> Goal of the exercise
Check every line of the entries below for "views", and copy the lines that have it.

> Material to process
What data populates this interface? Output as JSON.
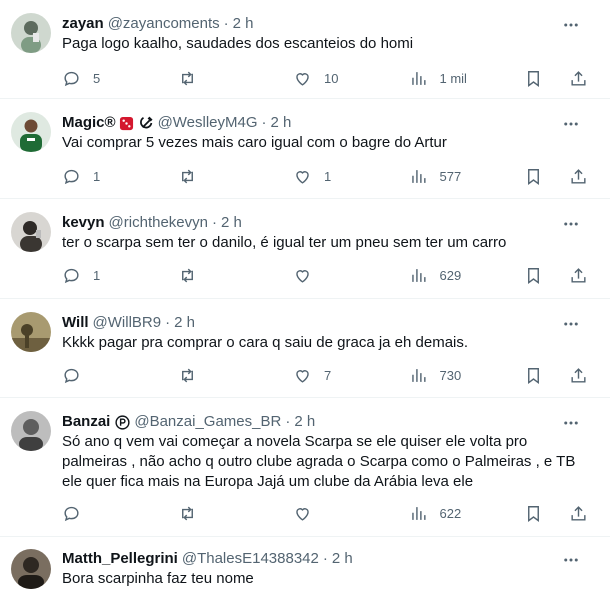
{
  "tweets": [
    {
      "name": "zayan",
      "handle": "@zayancoments",
      "time": "2 h",
      "text": "Paga logo kaalho, saudades dos escanteios do homi",
      "replies": "5",
      "retweets": "",
      "likes": "10",
      "views": "1 mil",
      "avatar_color": "#9fb3a4"
    },
    {
      "name": "Magic®",
      "badge_icons": [
        "dice-icon",
        "hammer-sickle-icon"
      ],
      "handle": "@WeslleyM4G",
      "time": "2 h",
      "text": "Vai comprar 5 vezes mais caro igual com o bagre do Artur",
      "replies": "1",
      "retweets": "",
      "likes": "1",
      "views": "577",
      "avatar_color": "#2f6b3a"
    },
    {
      "name": "kevyn",
      "handle": "@richthekevyn",
      "time": "2 h",
      "text": "ter o scarpa sem ter o danilo, é igual ter um pneu sem ter um carro",
      "replies": "1",
      "retweets": "",
      "likes": "",
      "views": "629",
      "avatar_color": "#c9c6c1"
    },
    {
      "name": "Will",
      "handle": "@WillBR9",
      "time": "2 h",
      "text": "Kkkk pagar pra comprar o cara q saiu de graca ja eh demais.",
      "replies": "",
      "retweets": "",
      "likes": "7",
      "views": "730",
      "avatar_color": "#8a7a55"
    },
    {
      "name": "Banzai",
      "badge_icons": [
        "circle-p-icon"
      ],
      "handle": "@Banzai_Games_BR",
      "time": "2 h",
      "text": "Só ano q vem  vai começar a novela Scarpa  se ele quiser ele volta pro palmeiras , não acho q outro clube  agrada o Scarpa como o Palmeiras , e TB ele quer fica mais na Europa Jajá um clube da Arábia leva ele",
      "replies": "",
      "retweets": "",
      "likes": "",
      "views": "622",
      "avatar_color": "#6b6b6b"
    },
    {
      "name": "Matth_Pellegrini",
      "handle": "@ThalesE14388342",
      "time": "2 h",
      "text": "Bora scarpinha faz teu nome",
      "replies": "",
      "retweets": "",
      "likes": "",
      "views": "",
      "avatar_color": "#4a4238"
    }
  ]
}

> Worked solution
      "views": "1 mil",
      "views": "577",
      "views": "629",
      "views": "730",
      "views": "622",
      "views": "",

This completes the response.